  3. Oslo. In 2003, I was in Norway for a film festival in Haugesund, and saw a bunch of movies there, but that doesn't count. What counts is returning to Oslo with my cousin Birgit and catching a couple of flicks with her in town. Oslo is insanely expensive, but this one movie theater wasn't so much, and since by then I was a real film snob who saw no reason to see a film I could catch back home, we saw two American pictures which never had theatrical releases stateside - Larry Clark's sexually explicit Ken Park (no US distrib would touch it) and Ripley's Game, a sort-of sequel to The Talented Mr. Ripley, starring John Malkovich, which went straight to cable over here.
  4. London. I applied this same "why see something I can see at home?" theory during my several trips to London, and so I caught the not-bad thriller Mute Witness (straight to video in the States, but worth watching) at a cheap theatre, the Japanese art film All About Lily Chou-Chou at the ICA, and Tom Tywker's disappointing Heaven all the way across town in Hammersmith. Why? I'm not quite sure.
  5. Washington, DC. I was in the Capitol in 2003 and decided to see the twilight screening of Secretary in Dupont Circle before having dinner with a friend. Those Washington squares in the audience squirmed stone-faced through the proceedings, while I found the film quite funny. I wonder if there were any congressmen with interns in the room?
  6. Einbeck, Germany. There's a reason an American doesn't often go out to the movies in most European countries south of Scandinavia: all the Hollywood films are dubbed, and none of the local films are subtitled. Cosmopolitan Munich is better about this, and while I was there visiting my friend in 1994, we caught a few undubbed American titles such as Reality Bites, but in smalltown Einbeck, up in Nord Deutschland, another friend took me to see The Client, with Susan Sarandon and Tommy Lee Jones, and it was dubbed. My limited German barely helped me through this talky film. But it did make me realize how much of a performance is in the actor's voice, and how dubbing absolutely ruins a movie.

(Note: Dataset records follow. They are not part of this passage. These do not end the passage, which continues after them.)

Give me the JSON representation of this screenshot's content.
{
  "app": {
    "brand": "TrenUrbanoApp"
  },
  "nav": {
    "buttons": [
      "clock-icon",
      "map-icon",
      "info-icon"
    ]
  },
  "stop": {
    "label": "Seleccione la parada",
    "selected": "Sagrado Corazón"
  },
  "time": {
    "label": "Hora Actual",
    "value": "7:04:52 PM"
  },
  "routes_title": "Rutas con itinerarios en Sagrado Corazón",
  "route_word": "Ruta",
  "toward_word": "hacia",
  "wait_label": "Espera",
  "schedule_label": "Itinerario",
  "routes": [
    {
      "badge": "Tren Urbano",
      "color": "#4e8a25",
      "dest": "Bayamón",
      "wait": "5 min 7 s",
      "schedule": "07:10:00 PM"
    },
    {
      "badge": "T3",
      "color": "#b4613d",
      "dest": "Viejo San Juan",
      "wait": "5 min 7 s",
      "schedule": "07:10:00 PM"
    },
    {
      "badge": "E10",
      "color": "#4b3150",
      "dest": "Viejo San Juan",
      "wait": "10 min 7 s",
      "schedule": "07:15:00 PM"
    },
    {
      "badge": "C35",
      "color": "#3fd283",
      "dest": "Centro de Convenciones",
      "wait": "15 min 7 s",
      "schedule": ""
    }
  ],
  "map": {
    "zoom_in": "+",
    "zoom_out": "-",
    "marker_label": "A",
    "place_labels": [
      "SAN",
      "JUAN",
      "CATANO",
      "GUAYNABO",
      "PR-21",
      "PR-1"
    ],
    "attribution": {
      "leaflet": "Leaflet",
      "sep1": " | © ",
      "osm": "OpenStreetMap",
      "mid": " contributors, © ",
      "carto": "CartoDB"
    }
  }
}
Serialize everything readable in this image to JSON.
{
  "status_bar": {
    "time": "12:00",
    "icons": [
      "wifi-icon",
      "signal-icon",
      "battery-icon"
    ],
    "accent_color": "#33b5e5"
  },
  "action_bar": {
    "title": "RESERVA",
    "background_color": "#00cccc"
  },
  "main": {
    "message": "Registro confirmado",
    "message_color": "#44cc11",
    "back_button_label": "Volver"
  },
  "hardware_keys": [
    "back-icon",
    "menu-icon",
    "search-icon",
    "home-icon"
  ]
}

  7. Seattle. Although in truth I could name a good 15-20 also-ran cities for this list, and thus places like Atlanta, Detroit, Stoke-on-Trent, and Mobile didn't make the cut, I can't neglect Seattle because I've seen so many movies here. In the '80s, my dad lived up there, and visiting him for one- or two-week stretches quickly became boring for my teenage self. So I saw, among other late '80s titles, Drowning by Numbers, Married to the Mob, Tucker, and Distant Voice, Still Lives. In 1996 I saw Fargo there and was appalled at the sniggering twentysomething audience. (Seeing the film again in LA was much nicer.) Ditto the documentary American Movie. I have since come to the conclusion that Seattle moviegoers are smug hipster jerks.
  8. Auckland. One funny thing about my trip to New Zealand in 2002 is that I got to watch the Oscars with a large audience in Wellington, who hooted and cheered when the first Lord of the Rings film picked up a couple trophies. (I think half the crowd worked on it.) But the only film I saw in a theatre in NZ was the so-so Eurotrash romance Gloomy Sunday, which interestingly played in US art houses over a year later. (It was a word of mouth hit here in LA, running for several months on one screen.)
  9. New Orleans. I did a lot of solo traveling in 2003, which meant a lot of movies as there was little else to do during the evening. So instead of getting trashed on Bourbon Street while I was visiting the pre-Katrina New Orleans, I caught Kill Bill, Vol. 1 at the local art house. Strangely, it may have been the one non-Californian moviegoing experience that felt exactly like seeing a film in Los Angeles. You'd think it would be different. With cajun popcorn, at least.